GIVEN DATA below:
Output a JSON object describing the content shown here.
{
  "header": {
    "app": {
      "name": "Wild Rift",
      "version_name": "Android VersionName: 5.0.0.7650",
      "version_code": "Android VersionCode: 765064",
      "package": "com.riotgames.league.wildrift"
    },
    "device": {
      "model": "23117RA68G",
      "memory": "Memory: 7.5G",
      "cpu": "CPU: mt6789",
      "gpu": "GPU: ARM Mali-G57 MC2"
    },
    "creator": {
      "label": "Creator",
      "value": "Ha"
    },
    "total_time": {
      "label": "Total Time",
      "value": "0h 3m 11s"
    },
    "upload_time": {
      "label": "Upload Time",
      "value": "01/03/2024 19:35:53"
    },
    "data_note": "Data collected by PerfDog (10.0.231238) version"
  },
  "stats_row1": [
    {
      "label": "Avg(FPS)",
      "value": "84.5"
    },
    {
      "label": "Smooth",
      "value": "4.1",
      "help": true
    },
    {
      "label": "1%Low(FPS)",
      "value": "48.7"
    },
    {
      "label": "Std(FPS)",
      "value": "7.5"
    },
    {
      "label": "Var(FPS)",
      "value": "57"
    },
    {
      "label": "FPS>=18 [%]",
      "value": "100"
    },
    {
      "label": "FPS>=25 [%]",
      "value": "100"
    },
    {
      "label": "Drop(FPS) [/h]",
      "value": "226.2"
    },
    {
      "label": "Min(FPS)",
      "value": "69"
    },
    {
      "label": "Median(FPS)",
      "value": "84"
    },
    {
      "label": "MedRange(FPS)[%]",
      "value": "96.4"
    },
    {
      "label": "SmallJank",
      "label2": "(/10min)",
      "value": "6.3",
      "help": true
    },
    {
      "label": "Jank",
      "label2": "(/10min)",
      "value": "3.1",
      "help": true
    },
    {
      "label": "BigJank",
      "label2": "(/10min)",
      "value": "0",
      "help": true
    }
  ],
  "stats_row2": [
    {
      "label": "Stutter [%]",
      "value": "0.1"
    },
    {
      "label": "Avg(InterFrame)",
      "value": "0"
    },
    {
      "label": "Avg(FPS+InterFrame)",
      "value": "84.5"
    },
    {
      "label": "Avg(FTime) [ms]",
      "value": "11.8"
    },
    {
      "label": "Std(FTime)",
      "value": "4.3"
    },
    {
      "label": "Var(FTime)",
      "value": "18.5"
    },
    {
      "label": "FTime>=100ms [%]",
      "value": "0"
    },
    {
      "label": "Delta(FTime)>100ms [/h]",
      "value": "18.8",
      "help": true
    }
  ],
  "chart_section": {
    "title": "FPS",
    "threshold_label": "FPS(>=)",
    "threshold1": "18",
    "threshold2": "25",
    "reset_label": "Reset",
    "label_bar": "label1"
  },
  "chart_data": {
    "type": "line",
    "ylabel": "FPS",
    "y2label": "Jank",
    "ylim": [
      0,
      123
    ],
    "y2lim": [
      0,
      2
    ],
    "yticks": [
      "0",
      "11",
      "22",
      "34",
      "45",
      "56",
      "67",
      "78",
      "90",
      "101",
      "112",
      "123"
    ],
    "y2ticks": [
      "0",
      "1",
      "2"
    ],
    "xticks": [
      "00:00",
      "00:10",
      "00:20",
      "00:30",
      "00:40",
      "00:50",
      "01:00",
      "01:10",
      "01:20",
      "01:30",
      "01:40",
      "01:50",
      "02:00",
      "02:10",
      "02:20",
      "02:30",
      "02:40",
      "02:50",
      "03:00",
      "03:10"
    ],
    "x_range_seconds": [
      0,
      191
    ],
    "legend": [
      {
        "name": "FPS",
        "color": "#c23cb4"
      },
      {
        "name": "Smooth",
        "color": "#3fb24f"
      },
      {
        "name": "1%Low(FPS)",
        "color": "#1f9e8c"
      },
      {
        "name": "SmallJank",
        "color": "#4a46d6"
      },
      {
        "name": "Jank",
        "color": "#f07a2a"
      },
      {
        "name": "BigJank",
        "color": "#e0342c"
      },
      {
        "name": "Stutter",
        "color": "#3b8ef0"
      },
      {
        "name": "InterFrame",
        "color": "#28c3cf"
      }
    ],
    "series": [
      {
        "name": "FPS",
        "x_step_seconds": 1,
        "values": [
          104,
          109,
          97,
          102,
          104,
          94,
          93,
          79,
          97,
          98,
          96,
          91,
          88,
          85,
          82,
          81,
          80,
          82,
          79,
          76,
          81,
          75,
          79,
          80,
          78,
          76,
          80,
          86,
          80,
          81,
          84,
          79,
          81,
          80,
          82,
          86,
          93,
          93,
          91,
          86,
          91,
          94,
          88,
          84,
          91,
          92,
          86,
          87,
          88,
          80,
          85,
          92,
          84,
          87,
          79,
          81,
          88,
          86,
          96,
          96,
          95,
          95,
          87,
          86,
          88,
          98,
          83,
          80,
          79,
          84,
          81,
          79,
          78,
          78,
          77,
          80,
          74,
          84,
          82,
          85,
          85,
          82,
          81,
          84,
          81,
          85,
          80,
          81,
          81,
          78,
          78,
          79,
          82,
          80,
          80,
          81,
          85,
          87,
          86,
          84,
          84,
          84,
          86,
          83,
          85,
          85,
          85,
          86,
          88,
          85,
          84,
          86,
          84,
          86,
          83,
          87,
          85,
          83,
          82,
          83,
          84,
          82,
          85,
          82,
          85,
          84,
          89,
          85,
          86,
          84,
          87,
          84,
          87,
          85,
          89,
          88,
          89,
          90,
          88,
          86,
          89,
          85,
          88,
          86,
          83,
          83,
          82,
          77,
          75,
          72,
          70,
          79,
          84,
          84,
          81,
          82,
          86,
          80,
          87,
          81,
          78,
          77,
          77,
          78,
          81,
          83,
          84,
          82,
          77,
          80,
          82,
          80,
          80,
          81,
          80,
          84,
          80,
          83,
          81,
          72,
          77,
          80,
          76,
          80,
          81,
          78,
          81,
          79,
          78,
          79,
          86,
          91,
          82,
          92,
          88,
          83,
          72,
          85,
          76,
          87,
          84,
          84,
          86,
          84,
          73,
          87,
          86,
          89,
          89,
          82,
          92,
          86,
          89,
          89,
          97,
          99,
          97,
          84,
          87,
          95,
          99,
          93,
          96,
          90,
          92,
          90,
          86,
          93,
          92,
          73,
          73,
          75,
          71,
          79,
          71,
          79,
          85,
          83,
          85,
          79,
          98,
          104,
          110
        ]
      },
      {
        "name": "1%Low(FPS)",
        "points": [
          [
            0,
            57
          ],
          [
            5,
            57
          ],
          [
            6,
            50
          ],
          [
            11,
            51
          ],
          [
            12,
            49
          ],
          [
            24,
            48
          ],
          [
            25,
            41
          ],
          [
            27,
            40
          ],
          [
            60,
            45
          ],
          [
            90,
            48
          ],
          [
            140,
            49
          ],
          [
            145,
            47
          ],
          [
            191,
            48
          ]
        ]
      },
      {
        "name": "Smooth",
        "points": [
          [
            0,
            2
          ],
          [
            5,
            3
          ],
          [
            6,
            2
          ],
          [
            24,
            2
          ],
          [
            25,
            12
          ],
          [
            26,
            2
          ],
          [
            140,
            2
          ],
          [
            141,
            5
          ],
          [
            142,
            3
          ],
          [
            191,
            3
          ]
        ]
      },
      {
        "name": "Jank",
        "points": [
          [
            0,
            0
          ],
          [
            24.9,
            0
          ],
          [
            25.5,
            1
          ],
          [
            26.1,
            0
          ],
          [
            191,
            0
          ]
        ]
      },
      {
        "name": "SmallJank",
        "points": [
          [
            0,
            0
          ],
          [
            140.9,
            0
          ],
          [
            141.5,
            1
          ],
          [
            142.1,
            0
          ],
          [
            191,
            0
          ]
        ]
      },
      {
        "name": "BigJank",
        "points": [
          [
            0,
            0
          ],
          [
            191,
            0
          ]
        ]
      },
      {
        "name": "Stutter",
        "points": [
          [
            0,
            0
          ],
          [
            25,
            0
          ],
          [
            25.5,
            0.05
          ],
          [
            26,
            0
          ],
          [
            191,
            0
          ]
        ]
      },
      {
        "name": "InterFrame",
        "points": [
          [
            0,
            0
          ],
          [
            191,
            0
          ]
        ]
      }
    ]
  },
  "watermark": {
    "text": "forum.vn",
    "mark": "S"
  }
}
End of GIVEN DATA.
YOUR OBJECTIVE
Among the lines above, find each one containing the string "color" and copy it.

COMPLETED TASK
        "color": "#c23cb4"
        "color": "#3fb24f"
        "color": "#1f9e8c"
        "color": "#4a46d6"
        "color": "#f07a2a"
        "color": "#e0342c"
        "color": "#3b8ef0"
        "color": "#28c3cf"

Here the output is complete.